More broadly, over the past several years, people around the world are reexamining social norms. The Me Too and Black Lives Matter movements continue to dismantle misogyny and patriarchy, white supremacy and racism. Activists are calling out and proposing solutions to the myriad ways those social ills keep scarring people of colour and indigenous people, women, gender non-conforming, trans and queer people, and people living with disabilities. Progress is slow, though. Social attitudes don’t change overnight and the past has left us with a complicated legacy. Research suggests females tend to be sexually abused as children more than males, yet men take longer to disclose such abuse. Clearwater, who used to lead the Male Survivors of Sexual Abuse Trust in Christchurch, puts it starkly: society is “so sick” that the sexual trauma of girls and women is more accepted; boys and men aren’t supposed to be sexual victims. “It doesn’t fit our patriarchal system… That’s an issue a lot of the guys have to work through first and foremost, that ‘you were a victim of a crime’.”
‘A golden opportunity’

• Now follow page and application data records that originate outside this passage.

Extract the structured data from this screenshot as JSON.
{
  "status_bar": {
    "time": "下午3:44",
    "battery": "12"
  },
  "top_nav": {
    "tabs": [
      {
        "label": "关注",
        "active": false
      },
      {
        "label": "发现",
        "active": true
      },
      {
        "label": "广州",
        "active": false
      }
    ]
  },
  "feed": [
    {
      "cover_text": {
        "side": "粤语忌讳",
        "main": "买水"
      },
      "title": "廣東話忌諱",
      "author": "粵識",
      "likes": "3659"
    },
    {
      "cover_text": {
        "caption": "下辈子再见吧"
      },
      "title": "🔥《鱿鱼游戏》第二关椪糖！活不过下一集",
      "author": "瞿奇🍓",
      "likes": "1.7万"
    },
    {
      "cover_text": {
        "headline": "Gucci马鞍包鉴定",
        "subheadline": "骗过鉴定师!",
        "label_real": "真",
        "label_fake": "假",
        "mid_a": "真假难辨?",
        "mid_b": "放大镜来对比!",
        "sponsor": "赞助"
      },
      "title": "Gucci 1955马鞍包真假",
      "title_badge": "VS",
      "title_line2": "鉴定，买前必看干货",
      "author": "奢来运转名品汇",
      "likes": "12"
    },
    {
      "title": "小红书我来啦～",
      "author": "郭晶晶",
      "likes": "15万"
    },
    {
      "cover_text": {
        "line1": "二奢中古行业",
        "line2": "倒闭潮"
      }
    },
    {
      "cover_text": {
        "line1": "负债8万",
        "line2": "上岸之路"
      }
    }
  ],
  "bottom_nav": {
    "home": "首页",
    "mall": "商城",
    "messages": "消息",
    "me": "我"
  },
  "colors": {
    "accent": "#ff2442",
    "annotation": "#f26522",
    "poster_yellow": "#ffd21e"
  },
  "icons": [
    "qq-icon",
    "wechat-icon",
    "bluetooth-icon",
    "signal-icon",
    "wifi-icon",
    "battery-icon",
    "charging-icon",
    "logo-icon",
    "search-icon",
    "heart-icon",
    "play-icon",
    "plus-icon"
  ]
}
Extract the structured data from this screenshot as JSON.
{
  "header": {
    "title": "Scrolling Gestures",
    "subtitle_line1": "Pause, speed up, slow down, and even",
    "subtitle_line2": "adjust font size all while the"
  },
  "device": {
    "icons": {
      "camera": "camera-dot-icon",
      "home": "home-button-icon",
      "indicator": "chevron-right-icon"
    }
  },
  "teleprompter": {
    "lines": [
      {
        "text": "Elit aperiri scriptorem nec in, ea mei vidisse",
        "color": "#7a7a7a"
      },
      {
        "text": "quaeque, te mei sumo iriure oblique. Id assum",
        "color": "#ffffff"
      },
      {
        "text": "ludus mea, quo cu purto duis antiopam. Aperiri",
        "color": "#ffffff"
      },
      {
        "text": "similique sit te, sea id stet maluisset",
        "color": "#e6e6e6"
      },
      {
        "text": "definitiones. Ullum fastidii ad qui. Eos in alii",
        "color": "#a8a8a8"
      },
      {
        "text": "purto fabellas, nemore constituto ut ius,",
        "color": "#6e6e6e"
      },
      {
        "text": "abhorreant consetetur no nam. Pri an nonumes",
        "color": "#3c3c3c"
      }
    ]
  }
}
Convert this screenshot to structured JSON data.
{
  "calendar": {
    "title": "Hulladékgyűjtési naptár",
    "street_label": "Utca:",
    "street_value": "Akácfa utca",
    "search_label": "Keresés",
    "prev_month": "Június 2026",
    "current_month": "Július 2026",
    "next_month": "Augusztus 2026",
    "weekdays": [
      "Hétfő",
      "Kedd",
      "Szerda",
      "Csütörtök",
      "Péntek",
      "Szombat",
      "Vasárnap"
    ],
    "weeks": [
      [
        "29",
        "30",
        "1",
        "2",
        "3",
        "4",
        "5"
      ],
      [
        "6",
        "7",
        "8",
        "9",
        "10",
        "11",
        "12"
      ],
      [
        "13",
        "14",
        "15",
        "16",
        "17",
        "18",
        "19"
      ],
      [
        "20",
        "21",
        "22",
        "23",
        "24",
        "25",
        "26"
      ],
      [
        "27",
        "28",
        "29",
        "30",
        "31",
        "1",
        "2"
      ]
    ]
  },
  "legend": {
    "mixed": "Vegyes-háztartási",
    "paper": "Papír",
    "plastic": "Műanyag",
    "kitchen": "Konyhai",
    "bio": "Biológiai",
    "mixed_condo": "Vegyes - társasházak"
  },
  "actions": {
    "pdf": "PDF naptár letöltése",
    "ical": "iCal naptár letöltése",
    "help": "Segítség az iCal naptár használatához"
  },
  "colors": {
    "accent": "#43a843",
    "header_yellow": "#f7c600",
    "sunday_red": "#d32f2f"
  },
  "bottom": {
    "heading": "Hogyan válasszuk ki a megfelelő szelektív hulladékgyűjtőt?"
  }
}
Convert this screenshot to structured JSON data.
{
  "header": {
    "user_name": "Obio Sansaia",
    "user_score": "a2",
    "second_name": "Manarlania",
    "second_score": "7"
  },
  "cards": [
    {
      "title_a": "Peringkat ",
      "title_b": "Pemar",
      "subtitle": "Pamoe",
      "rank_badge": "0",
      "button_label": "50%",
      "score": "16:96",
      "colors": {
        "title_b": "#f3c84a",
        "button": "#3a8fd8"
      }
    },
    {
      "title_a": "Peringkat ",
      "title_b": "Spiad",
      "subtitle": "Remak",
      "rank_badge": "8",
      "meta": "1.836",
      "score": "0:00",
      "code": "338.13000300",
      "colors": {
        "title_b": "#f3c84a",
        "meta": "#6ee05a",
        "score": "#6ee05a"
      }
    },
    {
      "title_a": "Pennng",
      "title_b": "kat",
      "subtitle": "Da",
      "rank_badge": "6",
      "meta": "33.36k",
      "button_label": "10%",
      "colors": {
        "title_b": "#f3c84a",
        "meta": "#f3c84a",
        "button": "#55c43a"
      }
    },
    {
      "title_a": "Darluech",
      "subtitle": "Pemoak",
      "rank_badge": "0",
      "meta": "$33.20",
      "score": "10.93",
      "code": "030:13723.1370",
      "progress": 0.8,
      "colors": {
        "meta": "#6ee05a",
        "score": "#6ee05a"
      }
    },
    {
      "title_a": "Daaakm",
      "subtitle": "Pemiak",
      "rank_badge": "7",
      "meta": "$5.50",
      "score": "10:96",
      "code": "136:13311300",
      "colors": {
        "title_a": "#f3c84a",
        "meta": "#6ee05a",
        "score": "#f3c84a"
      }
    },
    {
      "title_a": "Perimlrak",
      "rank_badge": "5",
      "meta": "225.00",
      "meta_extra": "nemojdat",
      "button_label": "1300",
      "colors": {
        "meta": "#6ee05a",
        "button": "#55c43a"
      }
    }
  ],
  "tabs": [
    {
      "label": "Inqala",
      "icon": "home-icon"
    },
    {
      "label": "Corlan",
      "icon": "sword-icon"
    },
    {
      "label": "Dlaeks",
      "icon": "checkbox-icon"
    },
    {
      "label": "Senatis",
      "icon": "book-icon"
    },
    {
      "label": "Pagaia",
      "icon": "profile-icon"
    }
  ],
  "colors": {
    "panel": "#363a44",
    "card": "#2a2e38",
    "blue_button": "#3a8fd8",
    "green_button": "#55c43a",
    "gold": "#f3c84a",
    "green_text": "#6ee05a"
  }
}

Allison Pascoe is finally free to speak out about being “hidden away” in psychiatric hospitals for decades, having been wrongly placed there with a physical rather than psychiatric illness at the age of five. In a video made by the commission of inquiry, Pascoe said she was “knocked out with drugs for punishment, put in a straitjacket, kicked around in the room, broken bones, my head cut open, my pet birds threatened to be murdered by the ward sister.” She says the beautiful gardens of the psychiatric hospital she was housed in merely disguised the abuse that was happening to her and many others behind closed doors. Treating people badly is circular. “It doesn’t help anybody because abuse breeds abuse, violence breeds violence.” Pascoe urges others to let go of their fear, to ensure “these institutions” are never reborn. “The truth shall always prevail, no matter what. You can never hide away from the truth or justice.”
Justice is one of the many things victims and survivors want from sharing their stories with the commission, at times publicly. But above all else, they just want people to know what happened to them – and to be believed, says Clearwater. By June 2023, the royal commission should have submitted to the governor general its final report, although how the government responds remains to be seen. Also on its plate are reforms to the child care and protection system, including legislative plans to replace the children’s commissioner, the country’s most vocal and publicly known advocate for children and the watchdog of Oranga Tamariki, with a board made up of six people. The current commissioner, Judge Frances Eivers, told a select committee in June its failure to wait for the royal commission’s final report before passing that bill would make a “mockery” of survivors who shared their stories of abuse.
Critics of the proposal also fear the Oranga Tamariki reforms could lead to increased child abuse. But despite opposition from an overwhelming majority of submitters, and all parties but Labour on the bill’s third reading, parliament passed the reforms. So how can it confidently know the changes are in the best interests of children and young people, when the true horrors of New Zealand’s child care and protection system aren’t yet made public? “Imagine having the gall to continue with these reforms while the royal commission remains ongoing. The government can no longer claim these are honest mistakes,” wrote law lecturer Luke Fitzmaurice. “They know what they’re doing and they are committed to doubling down, despite overwhelming public opposition.”
Clearwater isn’t too worried about the commission’s remaining year; it’s on the right track, he feels. What happens after June 2023 does worry him though, especially if the government doesn’t proceed with any of the commission’s final recommendations. “How do you think that’s gonna make all those men and woman [feel], who have come forward, given their heart and soul to the royal commission and may not get listened to?” he asks. “You can never replace the years of trauma that they’ve suffered but you need to have a look at what you can do now…
“This is a golden opportunity.”